RISKS OF TYPE 2 DIABETES

Sunday, March 6th, 2011
The risks of type 2 diabetes are well documented; coronary heart disease, dyslipidaemia, blindness, renal failure, amputation and so on. Failing to diagnose the condition, and thus missing the opportunity to prevent the sequelae, is a costly error and an illustration that obesity must not be ignored; 10% of NHS resources are spent on diabetes and its complications, on behalf of only 3% of the population. WHO fact sheet 138 describes diabetes as the most important consequence of obesity. There are currently estimated to be over 150 million cases worldwide, a number that is likely to double by 2025.
One of the most disturbing aspects of the increasing numbers of people with type 2 diabetes is the fact that adult-onset diabetes is now being seen in children as young as 10. Until recently, type 2 diabetes was unknown in children – it was usually restricted to adults over the age of 40. However, because of the increasing levels of childhood obesity it is now being seen in grossly obese children (weighing 20 stone or more). Although the phenomenon was initially reported in the US, the first cases of childhood-onset type 2 diabetes are being seen in the UK. Children such as these have a whole lifetime in which to develop the complications of diabetes, not to mention the comorbidities of obesity itself. Their shortened life expectancy has made some commentators believe that the current generation will be the first in which parents consistently outlive their children.
*2/312/5*

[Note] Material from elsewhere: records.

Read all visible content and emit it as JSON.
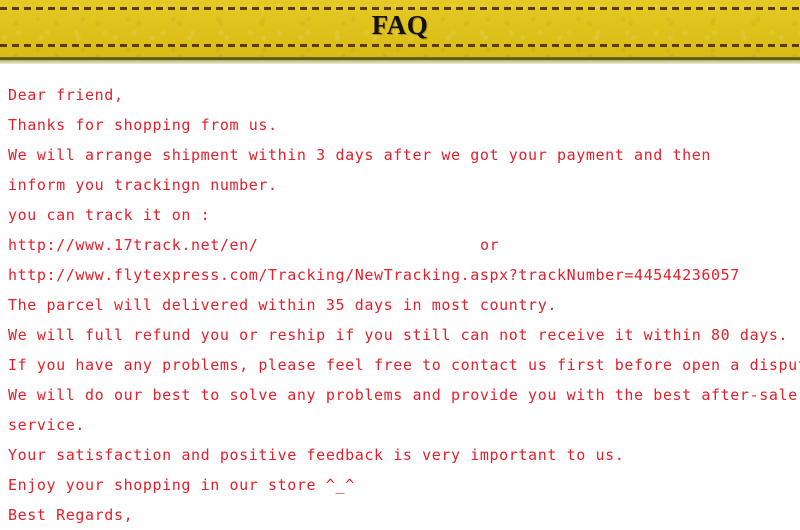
{
  "banner": {
    "title": "FAQ",
    "background_color": "#e2c51e",
    "stitch_color": "#5e3a08",
    "title_color": "#14100a"
  },
  "letter": {
    "text_color": "#e3202b",
    "lines": [
      {
        "text": "Dear friend,"
      },
      {
        "text": "Thanks for shopping from us."
      },
      {
        "text": "We will arrange shipment within 3 days after we got your payment and then"
      },
      {
        "text": "inform you trackingn number."
      },
      {
        "text": "you can track it on :"
      },
      {
        "text": "http://www.17track.net/en/",
        "suffix": "or"
      },
      {
        "text": "http://www.flytexpress.com/Tracking/NewTracking.aspx?trackNumber=44544236057"
      },
      {
        "text": "The parcel will delivered within 35 days in most country."
      },
      {
        "text": "We will full refund you or reship if you still can not receive it within 80 days."
      },
      {
        "text": "If you have any problems, please feel free to contact us first before open a dispute."
      },
      {
        "text": "We will do our best to solve any problems and provide you with the best after-sale"
      },
      {
        "text": "service."
      },
      {
        "text": "Your satisfaction and positive feedback is very important to us."
      },
      {
        "text": "Enjoy your shopping in our store ^_^"
      },
      {
        "text": "Best Regards,"
      }
    ]
  }
}
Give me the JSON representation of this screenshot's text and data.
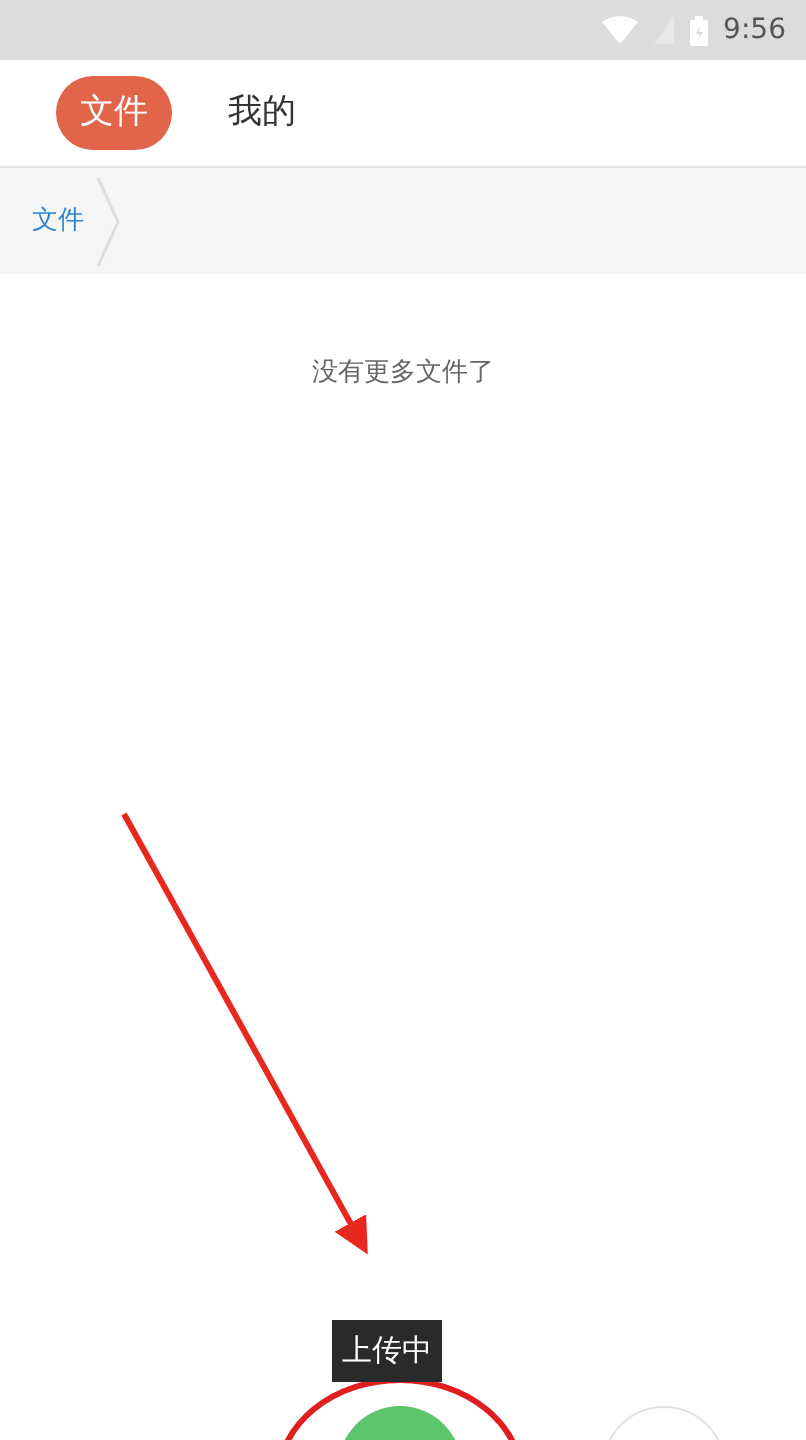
{
  "status_bar": {
    "time": "9:56"
  },
  "tabs": [
    {
      "label": "文件",
      "selected": true
    },
    {
      "label": "我的",
      "selected": false
    }
  ],
  "breadcrumb": [
    {
      "label": "文件"
    }
  ],
  "empty_message": "没有更多文件了",
  "upload_tooltip": "上传中"
}
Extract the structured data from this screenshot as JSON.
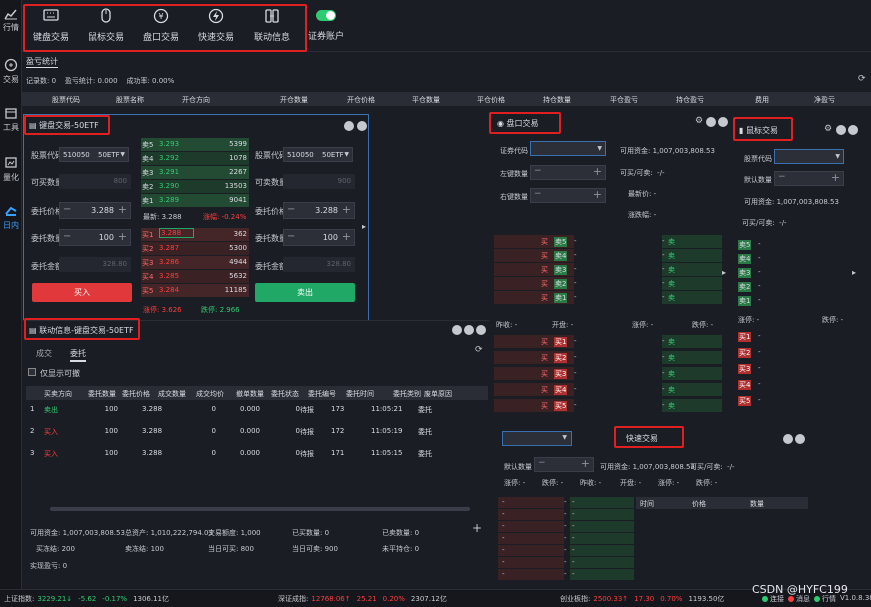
{
  "sidebar": {
    "items": [
      "行情",
      "交易",
      "工具",
      "量化",
      "日内"
    ]
  },
  "toolbar": {
    "items": [
      "键盘交易",
      "鼠标交易",
      "盘口交易",
      "快速交易",
      "联动信息",
      "证券账户"
    ]
  },
  "pnl": {
    "tab": "盈亏统计",
    "stats": "记录数: 0    盈亏统计: 0.000    成功率: 0.00%",
    "cols": [
      "股票代码",
      "股票名称",
      "开仓方向",
      "开仓数量",
      "开仓价格",
      "平仓数量",
      "平仓价格",
      "持仓数量",
      "平仓盈亏",
      "持仓盈亏",
      "费用",
      "净盈亏"
    ]
  },
  "kb": {
    "title": "键盘交易-50ETF",
    "left": {
      "code_label": "股票代码",
      "code": "510050",
      "name": "50ETF",
      "avail_label": "可买数量",
      "avail": "800",
      "price_label": "委托价格",
      "price": "3.288",
      "qty_label": "委托数量",
      "qty": "100",
      "amount_label": "委托金额",
      "amount": "328.80",
      "button": "买入"
    },
    "right": {
      "code_label": "股票代码",
      "code": "510050",
      "name": "50ETF",
      "avail_label": "可卖数量",
      "avail": "900",
      "price_label": "委托价格",
      "price": "3.288",
      "qty_label": "委托数量",
      "qty": "100",
      "amount_label": "委托金额",
      "amount": "328.80",
      "button": "卖出"
    },
    "asks": [
      {
        "l": "卖5",
        "p": "3.293",
        "v": "5399"
      },
      {
        "l": "卖4",
        "p": "3.292",
        "v": "1078"
      },
      {
        "l": "卖3",
        "p": "3.291",
        "v": "2267"
      },
      {
        "l": "卖2",
        "p": "3.290",
        "v": "13503"
      },
      {
        "l": "卖1",
        "p": "3.289",
        "v": "9041"
      }
    ],
    "last": "最新: 3.288",
    "chg": "涨幅: -0.24%",
    "bids": [
      {
        "l": "买1",
        "p": "3.288",
        "v": "362"
      },
      {
        "l": "买2",
        "p": "3.287",
        "v": "5300"
      },
      {
        "l": "买3",
        "p": "3.286",
        "v": "4944"
      },
      {
        "l": "买4",
        "p": "3.285",
        "v": "5632"
      },
      {
        "l": "买5",
        "p": "3.284",
        "v": "11185"
      }
    ],
    "zt": "涨停: 3.626",
    "dt": "跌停: 2.966"
  },
  "link": {
    "title": "联动信息-键盘交易-50ETF",
    "tabs": [
      "成交",
      "委托"
    ],
    "checkbox": "仅显示可撤",
    "cols": [
      "买卖方向",
      "委托数量",
      "委托价格",
      "成交数量",
      "成交均价",
      "撤单数量",
      "委托状态",
      "委托编号",
      "委托时间",
      "委托类别",
      "废单原因"
    ],
    "rows": [
      [
        "1",
        "卖出",
        "100",
        "3.288",
        "0",
        "0.000",
        "0",
        "待报",
        "173",
        "11:05:21",
        "委托"
      ],
      [
        "2",
        "买入",
        "100",
        "3.288",
        "0",
        "0.000",
        "0",
        "待报",
        "172",
        "11:05:19",
        "委托"
      ],
      [
        "3",
        "买入",
        "100",
        "3.288",
        "0",
        "0.000",
        "0",
        "待报",
        "171",
        "11:05:15",
        "委托"
      ]
    ],
    "f1": [
      "可用资金: 1,007,003,808.53",
      "总资产: 1,010,222,794.03",
      "交易额度: 1,000",
      "已买数量: 0",
      "已卖数量: 0"
    ],
    "f2": [
      "买冻结: 200",
      "卖冻结: 100",
      "当日可买: 800",
      "当日可卖: 900",
      "未平持仓: 0"
    ],
    "f3": "实现盈亏: 0"
  },
  "pk": {
    "title": "盘口交易",
    "code_label": "证券代码",
    "left_label": "左键数量",
    "right_label": "右键数量",
    "cash": "可用资金: 1,007,003,808.53",
    "avail": "可买/可卖:  -/-",
    "last": "最新价: -",
    "chg": "涨跌幅: -",
    "asks": [
      "卖5",
      "卖4",
      "卖3",
      "卖2",
      "卖1"
    ],
    "mid": [
      "昨收: -",
      "开盘: -",
      "涨停: -",
      "跌停: -"
    ],
    "bids": [
      "买1",
      "买2",
      "买3",
      "买4",
      "买5"
    ],
    "dash": "-",
    "buy": "买",
    "sell": "卖"
  },
  "ms": {
    "title": "鼠标交易",
    "code_label": "股票代码",
    "qty_label": "默认数量",
    "cash": "可用资金: 1,007,003,808.53",
    "avail": "可买/可卖:  -/-",
    "asks": [
      "卖5",
      "卖4",
      "卖3",
      "卖2",
      "卖1"
    ],
    "zt": "涨停: -",
    "dt": "跌停: -",
    "bids": [
      "买1",
      "买2",
      "买3",
      "买4",
      "买5"
    ],
    "dash": "-"
  },
  "qk": {
    "title": "快速交易",
    "qty_label": "默认数量",
    "cash": "可用资金: 1,007,003,808.53",
    "avail": "可买/可卖:  -/-",
    "line": [
      "涨停: -",
      "跌停: -",
      "昨收: -",
      "开盘: -",
      "涨停: -",
      "跌停: -"
    ],
    "cols": [
      "时间",
      "价格",
      "数量"
    ],
    "dash": "-"
  },
  "status": {
    "items": [
      {
        "k": "上证指数:",
        "v": "3229.21↓",
        "c": "-5.62",
        "p": "-0.17%",
        "a": "1306.11亿"
      },
      {
        "k": "深证成指:",
        "v": "12768.06↑",
        "c": "25.21",
        "p": "0.20%",
        "a": "2307.12亿"
      },
      {
        "k": "创业板指:",
        "v": "2500.33↑",
        "c": "17.30",
        "p": "0.70%",
        "a": "1193.50亿"
      }
    ],
    "legend": [
      "连接",
      "消息",
      "行情"
    ],
    "version": "V1.0.8.38",
    "watermark": "CSDN @HYFC199"
  }
}
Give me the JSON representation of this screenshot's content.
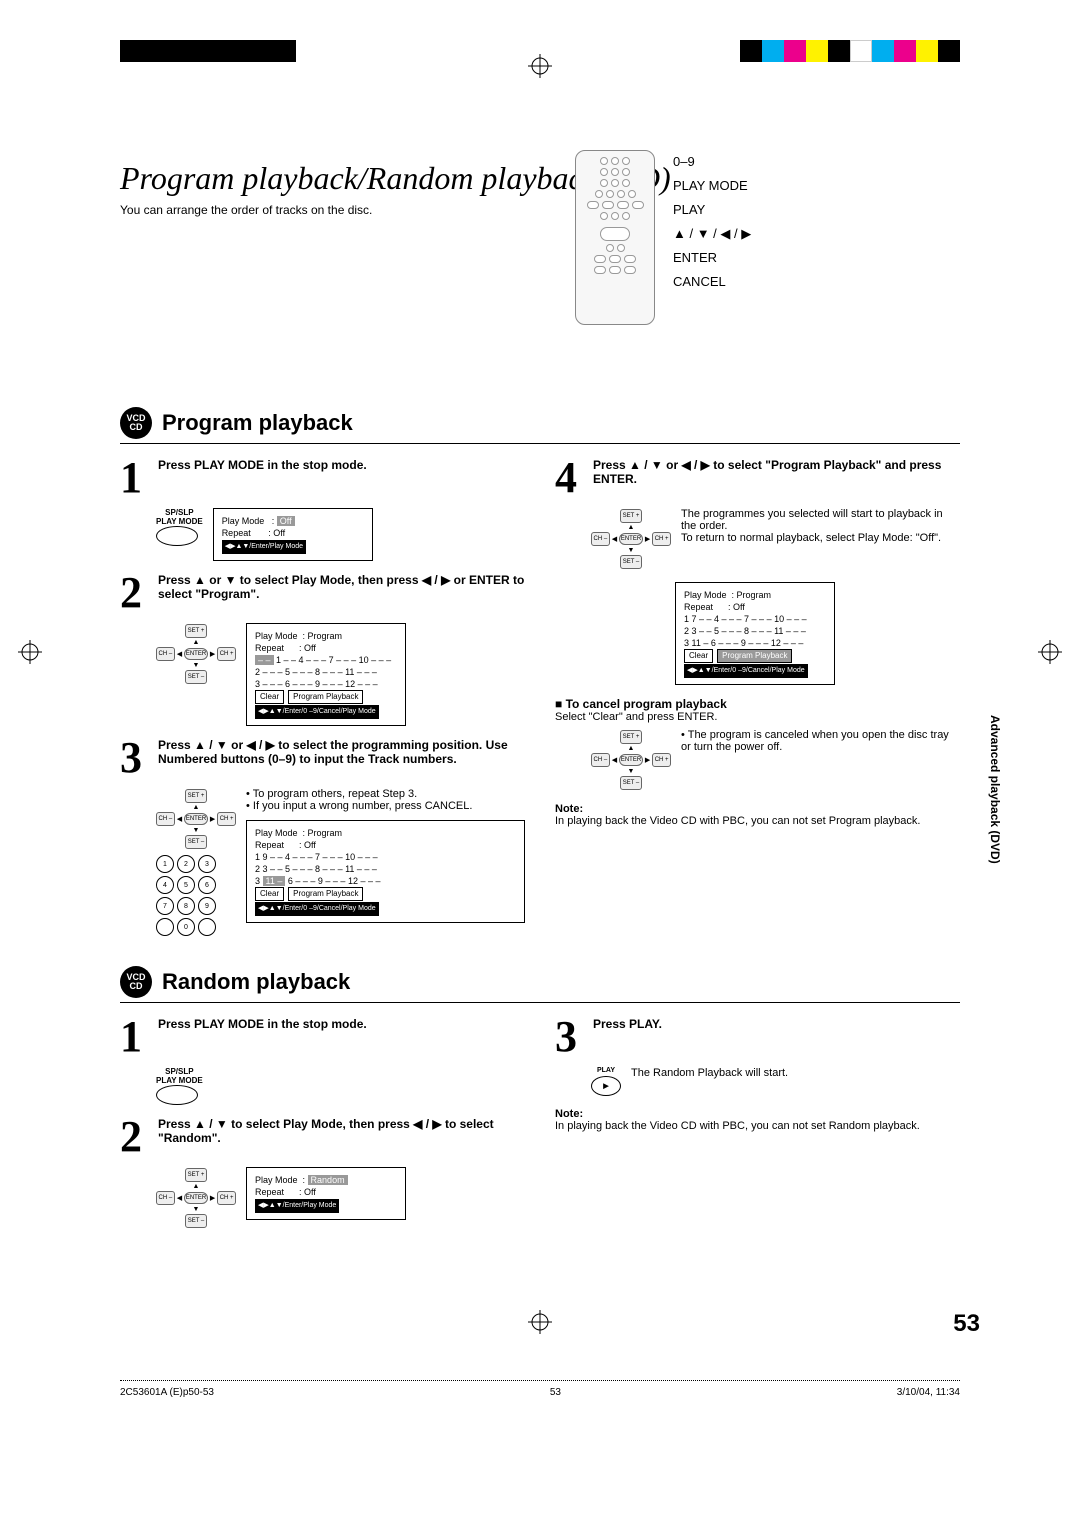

RISKS OF TYPE 2 DIABETESThe risks of type 2 diabetes are well documented; coronary heart disease, dyslipidaemia, blindness, renal failure, amputation and so on. Failing to diagnose the condition, and thus missing the opportunity to prevent the sequelae, is a costly error and an illustration that obesity must not be ignored; 10% of NHS resources are spent on diabetes and its complications, on behalf of only 3% of the population. WHO fact sheet 138 describes diabetes as the most important consequence of obesity. There are currently estimated to be over 150 million cases worldwide, a number that is likely to double by 2025.One of the most disturbing aspects of the increasing numbers of people with type 2 diabetes is the fact that adult-onset diabetes is now being seen in children as young as 10. Until recently, type 2 diabetes was unknown in children – it was usually restricted to adults over the age of 40. However, because of the increasing levels of childhood obesity it is now being seen in grossly obese children (weighing 20 stone or more). Although the phenomenon was initially reported in the US, the first cases of childhood-onset type 2 diabetes are being seen in the UK. Children such as these have a whole lifetime in which to develop the complications of diabetes, not to mention the comorbidities of obesity itself. Their shortened life expectancy has made some commentators believe that the current generation will be the first in which parents consistently outlive their children.*2/312/5*